For all their pride in being "citizens" rather than "subjects," Americans hanker for the firm smack of command from a monocratic sovereign.
Haidar and Pullin (2001) utilised Weber's 'ideal types' to develop two 'ideal employment relations types', the 'diarchic' and the 'monocratic' which are 'based on the scope of superordinate power'.
It was as if the monocratic reflex previously identified with the head of state had been displaced to the level of an intellectual elite that invested itself as the incarnation of established power.(4)
(10.) Although monocratic executives are customary, plural executives do exist and even flourish.
Principles such as the necessity of rules, files, monocratic hierarchy, division of labor, continuous organization, salaries, professional staff, and so on, as described by Weber, seem obvious and commonplace to us now, but only because of his pioneering observations when the generic characteristics of emerging bureaucracies were not obvious.
Although Weber attempted to identify a common set of structural and behavioural features of modern "monocratic" and traditional "patrimonial" bureaucracies that transcended jurisdictional and temporal boundaries, later scholars insisted his ahistorical "ideal type" construction at best served only as a useful guide to general trends.
And the commitment to scientific method, betokened by the emphasis on educational credentials, fits uneasily with a functional fusion of roles under monocratic patrimonialism.

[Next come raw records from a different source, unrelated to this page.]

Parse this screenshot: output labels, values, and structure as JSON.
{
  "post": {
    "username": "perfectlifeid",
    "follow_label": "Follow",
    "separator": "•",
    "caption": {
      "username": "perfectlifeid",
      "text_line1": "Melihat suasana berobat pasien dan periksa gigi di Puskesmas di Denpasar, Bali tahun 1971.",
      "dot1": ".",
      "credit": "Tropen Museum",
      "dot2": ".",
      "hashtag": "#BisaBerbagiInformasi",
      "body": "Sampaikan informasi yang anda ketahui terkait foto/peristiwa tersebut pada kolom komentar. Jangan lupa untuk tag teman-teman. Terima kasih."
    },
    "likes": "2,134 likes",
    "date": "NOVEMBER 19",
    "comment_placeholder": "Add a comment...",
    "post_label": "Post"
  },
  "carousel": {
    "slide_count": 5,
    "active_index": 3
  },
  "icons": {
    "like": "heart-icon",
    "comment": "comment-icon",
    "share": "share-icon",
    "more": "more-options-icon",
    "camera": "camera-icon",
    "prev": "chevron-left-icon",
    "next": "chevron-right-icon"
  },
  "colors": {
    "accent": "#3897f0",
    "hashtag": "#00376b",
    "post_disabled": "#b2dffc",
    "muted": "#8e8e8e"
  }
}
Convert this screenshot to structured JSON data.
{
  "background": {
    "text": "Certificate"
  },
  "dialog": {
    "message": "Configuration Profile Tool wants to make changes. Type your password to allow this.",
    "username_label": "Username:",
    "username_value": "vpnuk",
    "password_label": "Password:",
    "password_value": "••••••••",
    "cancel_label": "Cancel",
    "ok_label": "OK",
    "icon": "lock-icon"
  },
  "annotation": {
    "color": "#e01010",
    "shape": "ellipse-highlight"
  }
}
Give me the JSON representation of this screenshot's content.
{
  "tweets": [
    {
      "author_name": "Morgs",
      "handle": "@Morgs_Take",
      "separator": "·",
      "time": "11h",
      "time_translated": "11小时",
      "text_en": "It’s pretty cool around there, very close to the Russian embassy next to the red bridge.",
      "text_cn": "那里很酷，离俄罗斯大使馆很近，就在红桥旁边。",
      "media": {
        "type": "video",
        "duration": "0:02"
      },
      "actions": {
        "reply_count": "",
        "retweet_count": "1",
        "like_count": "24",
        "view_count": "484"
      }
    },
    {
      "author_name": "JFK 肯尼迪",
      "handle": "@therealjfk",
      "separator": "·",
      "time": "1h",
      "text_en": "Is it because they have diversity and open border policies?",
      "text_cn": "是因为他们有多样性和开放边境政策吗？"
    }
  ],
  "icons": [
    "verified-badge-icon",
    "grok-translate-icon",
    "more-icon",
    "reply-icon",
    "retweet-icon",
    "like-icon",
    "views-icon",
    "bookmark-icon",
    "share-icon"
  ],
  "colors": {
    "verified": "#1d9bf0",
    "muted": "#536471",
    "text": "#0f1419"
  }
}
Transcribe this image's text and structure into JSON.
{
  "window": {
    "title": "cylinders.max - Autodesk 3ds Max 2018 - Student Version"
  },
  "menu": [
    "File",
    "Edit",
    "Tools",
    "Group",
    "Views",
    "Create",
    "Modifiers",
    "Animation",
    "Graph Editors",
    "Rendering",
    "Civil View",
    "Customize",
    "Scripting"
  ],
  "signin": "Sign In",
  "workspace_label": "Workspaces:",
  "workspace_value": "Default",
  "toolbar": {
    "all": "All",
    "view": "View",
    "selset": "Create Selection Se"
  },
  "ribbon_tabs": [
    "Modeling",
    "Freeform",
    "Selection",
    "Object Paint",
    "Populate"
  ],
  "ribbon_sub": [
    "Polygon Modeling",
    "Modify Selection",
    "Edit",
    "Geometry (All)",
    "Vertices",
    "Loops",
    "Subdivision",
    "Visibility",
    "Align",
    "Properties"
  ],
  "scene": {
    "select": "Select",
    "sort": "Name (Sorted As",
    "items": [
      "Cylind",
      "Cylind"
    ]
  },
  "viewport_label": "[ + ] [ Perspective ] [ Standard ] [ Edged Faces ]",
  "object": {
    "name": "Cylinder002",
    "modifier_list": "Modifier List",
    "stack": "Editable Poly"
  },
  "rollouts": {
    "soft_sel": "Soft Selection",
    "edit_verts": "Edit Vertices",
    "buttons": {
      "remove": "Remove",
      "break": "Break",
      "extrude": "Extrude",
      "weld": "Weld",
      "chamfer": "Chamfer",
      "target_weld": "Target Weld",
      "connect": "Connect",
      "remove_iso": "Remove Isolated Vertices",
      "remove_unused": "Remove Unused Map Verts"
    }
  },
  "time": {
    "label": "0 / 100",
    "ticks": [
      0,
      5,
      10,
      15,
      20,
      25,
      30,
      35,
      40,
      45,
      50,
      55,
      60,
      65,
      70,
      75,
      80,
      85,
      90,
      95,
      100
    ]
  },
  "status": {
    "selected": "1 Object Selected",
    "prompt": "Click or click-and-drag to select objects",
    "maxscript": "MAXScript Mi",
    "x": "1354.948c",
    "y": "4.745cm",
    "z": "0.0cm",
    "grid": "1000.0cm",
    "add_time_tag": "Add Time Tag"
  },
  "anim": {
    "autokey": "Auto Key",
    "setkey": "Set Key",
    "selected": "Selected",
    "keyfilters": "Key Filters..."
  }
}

Initially, Jefferson portrayed his old adversary as personally corrupt; but after many investigations, Jefferson gave up on this and shifted to the charge that Hamilton was an alien force in American political life, perhaps personally honest but anti-republican, "monocratic"--a man of large, perhaps Caesarian ambitions.